The Celtics face a quandry over whether to persevere with their ageing trio of stars or try and bring in fresh blood.
Boston Celtics have to consider a changing of the guard
A generation ago, the Boston Celtics had a great team built around three players: Larry Bird, Kevin McHale and Robert Parish. From 1980 to 1987, they won three championships and twice more reached the finals.
And then it came to crashing down. Their Big Three grew old together and the Celtics vanished from title contention for nearly a decade.
Danny Ainge was a shooting guard who played on those five finalist teams, and he knows what can happen to a franchise when it hangs on to star players too long.
Ainge now is the Celtics president of basketball operations, and he oversees a team with another ageing Big Three: Kevin Garnett, Ray Allen and Paul Pierce.
However, unlike Red Auerbach, the legendary executive who, nonetheless, rode those 1980s Celtics into irrelevance in the early 1990s, Ainge is prepared to trade one of his current stars. And soon.
He recently told the Boston Globe that he remembers Auerbach revealing to him, in the early 1990s, that other teams had offered the Celtics packages of young players in exchange for their older players. Ainge said he was flabbergasted when Auerbach conceded he passed up the offers and kept his past-their-primes heroes.
"If I were presented with those kinds of deals for our ageing veterans, it's a done deal to continue the success," Ainge said.
He said no moves are imminent, but his openness made it clear the Celtics could be reformed before the March 15 trade deadline.
Their current core enjoyed a fine four-year run, but their record is 6-9 thus far and the team looks old and tired. The statistics of Allen, Garnett and Pierce - who are 36, 35 and 34, respectively - are eroding. Better to get something for them now than nothing later? A look back shows the dangers.
Bird retired in 1992, McHale a year later and Parish played one more year before leaving for free agency.
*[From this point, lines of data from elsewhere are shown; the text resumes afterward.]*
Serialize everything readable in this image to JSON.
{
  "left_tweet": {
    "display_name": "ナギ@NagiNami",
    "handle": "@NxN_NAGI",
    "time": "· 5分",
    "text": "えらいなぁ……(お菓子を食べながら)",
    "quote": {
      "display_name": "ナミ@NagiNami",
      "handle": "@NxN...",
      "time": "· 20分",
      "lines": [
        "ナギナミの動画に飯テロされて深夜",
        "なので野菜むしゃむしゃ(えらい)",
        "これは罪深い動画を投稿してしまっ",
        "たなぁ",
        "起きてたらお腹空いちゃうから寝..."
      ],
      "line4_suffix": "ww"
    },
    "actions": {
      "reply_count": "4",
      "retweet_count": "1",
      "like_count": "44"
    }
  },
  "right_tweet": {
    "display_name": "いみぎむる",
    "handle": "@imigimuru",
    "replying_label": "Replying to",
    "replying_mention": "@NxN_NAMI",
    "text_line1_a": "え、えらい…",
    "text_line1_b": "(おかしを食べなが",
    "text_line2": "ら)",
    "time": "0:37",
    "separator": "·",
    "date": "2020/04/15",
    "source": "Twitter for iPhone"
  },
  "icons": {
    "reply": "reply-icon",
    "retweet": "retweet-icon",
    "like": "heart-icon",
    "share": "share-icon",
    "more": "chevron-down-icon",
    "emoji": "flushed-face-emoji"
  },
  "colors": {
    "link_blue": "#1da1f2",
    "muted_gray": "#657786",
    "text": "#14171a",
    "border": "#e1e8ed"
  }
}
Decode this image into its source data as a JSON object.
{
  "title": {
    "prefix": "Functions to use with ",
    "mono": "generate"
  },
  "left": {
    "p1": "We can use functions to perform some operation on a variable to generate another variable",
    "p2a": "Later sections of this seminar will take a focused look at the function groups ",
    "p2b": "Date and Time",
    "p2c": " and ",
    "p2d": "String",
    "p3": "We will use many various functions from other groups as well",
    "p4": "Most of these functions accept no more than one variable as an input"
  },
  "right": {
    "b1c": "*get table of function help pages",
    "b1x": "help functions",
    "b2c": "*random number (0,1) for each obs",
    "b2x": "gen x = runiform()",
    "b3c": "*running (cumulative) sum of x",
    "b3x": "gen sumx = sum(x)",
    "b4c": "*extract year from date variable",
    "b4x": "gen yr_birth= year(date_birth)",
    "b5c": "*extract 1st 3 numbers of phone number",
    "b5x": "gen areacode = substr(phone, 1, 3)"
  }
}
The Celtics were left with a great history to reflect upon. "After those guys retired, the Celtics had a long drought," Ainge said.
However, it is not clear that in the modern, salary-capped NBA that other teams will be eager to trade for expensive once-great players.
Those types of deals "aren't presenting themselves", Ainge said, adding: "In today's day and age, with 30 teams in the NBA, 15 teams know they have no chance of winning a championship. They are building with young players."
If Ainge is unable to acquire a young starter for one of the trio, the Celtics could still undergo a transformation after the season. Both Garnett and Allen are in the last year of their contracts.